US20110067118A1 (en) * 2009-09-15 2011-03-17 Phison Electronics Corp. Method and system for protecting data, storage device, and storage device controller
US8826461B2 (en) * 2009-09-15 2014-09-02 Phison Electronics Corp. Method and system for protecting data, storage device, and storage device controller
US8938796B2 (en) 2012-09-20 2015-01-20 Paul Case, SR. Case secure computer architecture
US9122633B2 (en) 2012-09-20 2015-09-01 Paul Case, SR. Case secure computer architecture
US9686307B2 (en) 2015-01-13 2017-06-20 Check Point Software Technologies Ltd. Method and system for destroying browser-based memory corruption vulnerabilities
US10050995B2 (en) 2015-01-13 2018-08-14 Check Point Software Technologies Ltd. Method and system for destroying browser-based memory corruption vulnerabilities

Also Published As

Publication number Publication date
US20090300764A1 (en) 2009-12-03

Similar Documents

Publication Publication Date Title
Lu et al. Blade: an attack-agnostic approach for preventing drive-by malware infections
US8307443B2 (en) Securing anti-virus software with virtualization
US9038176B2 (en) System and method for below-operating system trapping and securing loading of code into memory
Vogt et al. Cross Site Scripting Prevention with Dynamic Data Tainting and Static Analysis.
US8065728B2 (en) Malware prevention system monitoring kernel events
US8966624B2 (en) System and method for securing an input/output path of an application against malware with a below-operating system security agent
US8495743B2 (en) Methods and apparatus providing automatic signature generation and enforcement
US9792430B2 (en) Systems and methods for virtualized malware detection
EP2774039B1 (en) Systems and methods for virtualized malware detection
US9065826B2 (en) Identifying application reputation based on resource accesses
US7779474B2 (en) Virus detection in a network
JP4961153B2 (en) Aggregating knowledge bases from computer systems and proactively protecting computers from malware
JP4914052B2 (en) Method and system for distributing security policies
US8381298B2 (en) Malware detention for suspected malware
Cavallaro et al. On the limits of information flow techniques for malware analysis and containment
CA2527526C (en) Computer security management, such as in a virtual machine or hardened operating system
US9519779B2 (en) Methods and apparatus for control and detection of malicious content using a sandbox environment
US7836504B2 (en) On-access scan of memory for malware
JP6370747B2 (en) System and method for virtual machine monitor based anti-malware security
US9251343B1 (en) Detecting bootkits resident on compromised computers
EP2788912B1 (en) Predictive heap overflow protection
JP2006053788A (en) Software operation monitoring device and software operation monitoring method
US20110047618A1 (en) Method, System, and Computer Program Product for Malware Detection, Analysis, and Response
US20070250927A1 (en) Application protection
US7904956B2 (en) Access authorization with anomaly detection

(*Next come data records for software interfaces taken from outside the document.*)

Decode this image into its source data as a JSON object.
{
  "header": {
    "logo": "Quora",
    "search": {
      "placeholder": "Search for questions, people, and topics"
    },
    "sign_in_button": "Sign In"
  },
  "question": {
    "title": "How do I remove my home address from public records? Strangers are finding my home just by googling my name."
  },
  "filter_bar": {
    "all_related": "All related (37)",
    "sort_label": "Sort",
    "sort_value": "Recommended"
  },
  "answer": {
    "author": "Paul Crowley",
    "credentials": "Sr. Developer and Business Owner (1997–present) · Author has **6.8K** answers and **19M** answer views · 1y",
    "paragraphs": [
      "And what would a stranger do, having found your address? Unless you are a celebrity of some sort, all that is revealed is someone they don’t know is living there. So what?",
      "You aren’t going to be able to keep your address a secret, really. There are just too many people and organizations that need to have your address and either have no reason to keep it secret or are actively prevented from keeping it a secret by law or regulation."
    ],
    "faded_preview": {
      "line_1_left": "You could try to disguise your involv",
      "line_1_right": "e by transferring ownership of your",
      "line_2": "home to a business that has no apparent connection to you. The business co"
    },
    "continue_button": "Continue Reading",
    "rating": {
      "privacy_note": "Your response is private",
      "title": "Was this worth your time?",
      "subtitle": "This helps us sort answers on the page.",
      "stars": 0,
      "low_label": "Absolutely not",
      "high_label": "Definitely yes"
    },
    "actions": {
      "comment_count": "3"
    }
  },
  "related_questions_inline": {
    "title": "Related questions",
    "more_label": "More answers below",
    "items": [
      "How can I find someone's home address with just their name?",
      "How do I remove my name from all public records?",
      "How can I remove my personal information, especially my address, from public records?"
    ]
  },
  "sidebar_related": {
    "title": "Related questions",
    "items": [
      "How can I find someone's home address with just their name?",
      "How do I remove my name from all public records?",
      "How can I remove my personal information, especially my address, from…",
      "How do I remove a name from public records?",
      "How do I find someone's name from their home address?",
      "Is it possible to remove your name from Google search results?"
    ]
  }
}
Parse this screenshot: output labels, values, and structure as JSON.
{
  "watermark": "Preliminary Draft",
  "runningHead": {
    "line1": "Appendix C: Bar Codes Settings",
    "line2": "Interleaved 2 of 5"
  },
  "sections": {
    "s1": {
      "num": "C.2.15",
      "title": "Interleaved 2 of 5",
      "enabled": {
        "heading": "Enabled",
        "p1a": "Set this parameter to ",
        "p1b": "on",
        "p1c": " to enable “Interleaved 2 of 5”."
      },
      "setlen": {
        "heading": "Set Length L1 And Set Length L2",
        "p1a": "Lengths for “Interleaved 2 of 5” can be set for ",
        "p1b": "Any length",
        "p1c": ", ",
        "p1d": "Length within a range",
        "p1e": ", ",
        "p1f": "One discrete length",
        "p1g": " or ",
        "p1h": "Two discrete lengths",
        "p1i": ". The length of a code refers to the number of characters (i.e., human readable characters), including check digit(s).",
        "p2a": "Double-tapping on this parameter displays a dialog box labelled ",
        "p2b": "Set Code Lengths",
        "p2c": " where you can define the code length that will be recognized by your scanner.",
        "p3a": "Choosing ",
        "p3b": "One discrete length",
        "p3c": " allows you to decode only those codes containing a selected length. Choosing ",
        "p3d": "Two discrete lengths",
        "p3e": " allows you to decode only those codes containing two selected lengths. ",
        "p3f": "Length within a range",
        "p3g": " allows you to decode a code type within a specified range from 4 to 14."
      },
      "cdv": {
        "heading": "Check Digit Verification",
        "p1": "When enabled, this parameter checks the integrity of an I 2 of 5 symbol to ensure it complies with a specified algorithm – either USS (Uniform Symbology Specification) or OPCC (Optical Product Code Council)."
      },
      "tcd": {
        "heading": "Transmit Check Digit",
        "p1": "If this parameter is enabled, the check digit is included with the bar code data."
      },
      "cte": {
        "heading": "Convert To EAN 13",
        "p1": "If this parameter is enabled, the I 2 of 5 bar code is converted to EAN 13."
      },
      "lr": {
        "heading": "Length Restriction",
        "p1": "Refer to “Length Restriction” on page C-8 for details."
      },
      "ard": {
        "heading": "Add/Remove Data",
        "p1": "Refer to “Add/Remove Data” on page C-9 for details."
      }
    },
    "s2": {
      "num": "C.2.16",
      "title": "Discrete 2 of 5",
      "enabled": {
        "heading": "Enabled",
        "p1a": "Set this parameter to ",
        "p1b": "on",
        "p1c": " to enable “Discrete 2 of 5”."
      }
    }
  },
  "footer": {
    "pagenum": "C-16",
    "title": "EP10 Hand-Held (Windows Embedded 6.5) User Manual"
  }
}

Legal Events

Date Code Title Description
AS Assignment

Owner name: INTERNATIONAL BUSINESS MACHINES CORPORATION,NEW YO

Free format text: ASSIGNMENT OF ASSIGNORS INTEREST;ASSIGNOR:FREEMAN, ROBERT G.;REEL/FRAME:021008/0551

Effective date: 20080521

Owner name: INTERNATIONAL BUSINESS MACHINES CORPORATION, NEW Y

Free format text: ASSIGNMENT OF ASSIGNORS INTEREST;ASSIGNOR:FREEMAN, ROBERT G.;REEL/FRAME:021008/0551

Effective date: 20080521

REMI Maintenance fee reminder mailed
LAPS Lapse for failure to pay maintenance fees
STCH Information on status: patent discontinuation

Free format text: PATENT EXPIRED DUE TO NONPAYMENT OF MAINTENANCE FEES UNDER 37 CFR 1.362

FP Expired due to failure to pay maintenance fee

Effective date: 20160918